But the driver of Detroit's municipal distress is quite different than Stockton. Detroit's biggest fundamental problem is unrelenting large-scale population decline, as people abandon the City for its safer, lower tax suburbs. Stockton continues to grow, albeit much slower than in the past. Stockton also has lower current tax rates than Detroit, and is likely to use a tax increase to help itself escape bankruptcy. Detroit can't realistically raise taxes any higher (property tax rates are about 6 times higher than California, there is a municipal income tax, and more) as there is evidence that its high taxes are part of what has been driving residents to the suburbs.

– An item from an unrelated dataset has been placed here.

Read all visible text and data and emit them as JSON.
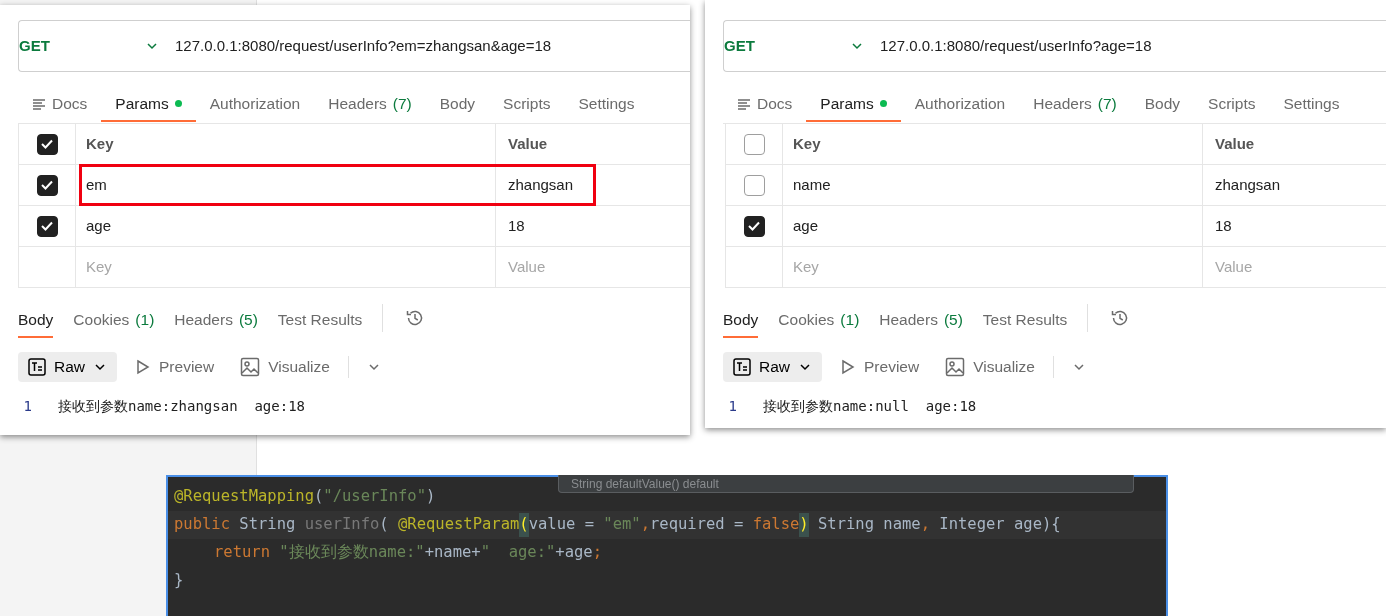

Also different is the proposed approach to the City for financial restructuring, and this is what will demand the most headlines and has the greatest potential implication for Stockton's case. Like Stockton, Detroit's emergency manager proposed big losses for the unsecured bonds, but is taking a dramatically different approach in proposing significant cuts to vested pension benefits, which he views as unsecured debt. Stockton has wiped out retiree medical benefits, but is not proposing to change pensions. It should be noted that the proposal to cut pensions in Detroit isn't coming from its elected officials or a city manager hired by an elected city council. The Governor of Michigan appointed an emergency manager for the City, and it is the appointed emergency manager that is targeting pensions.
Michigan's state constitution protects pensions, similar to California, so I doubt Detroit's unions will go along with this pre-bankruptcy proposal and will try to defend their pensions in bankruptcy court. Thus, Stockton may not be the nation's largest bankrupt city for much longer.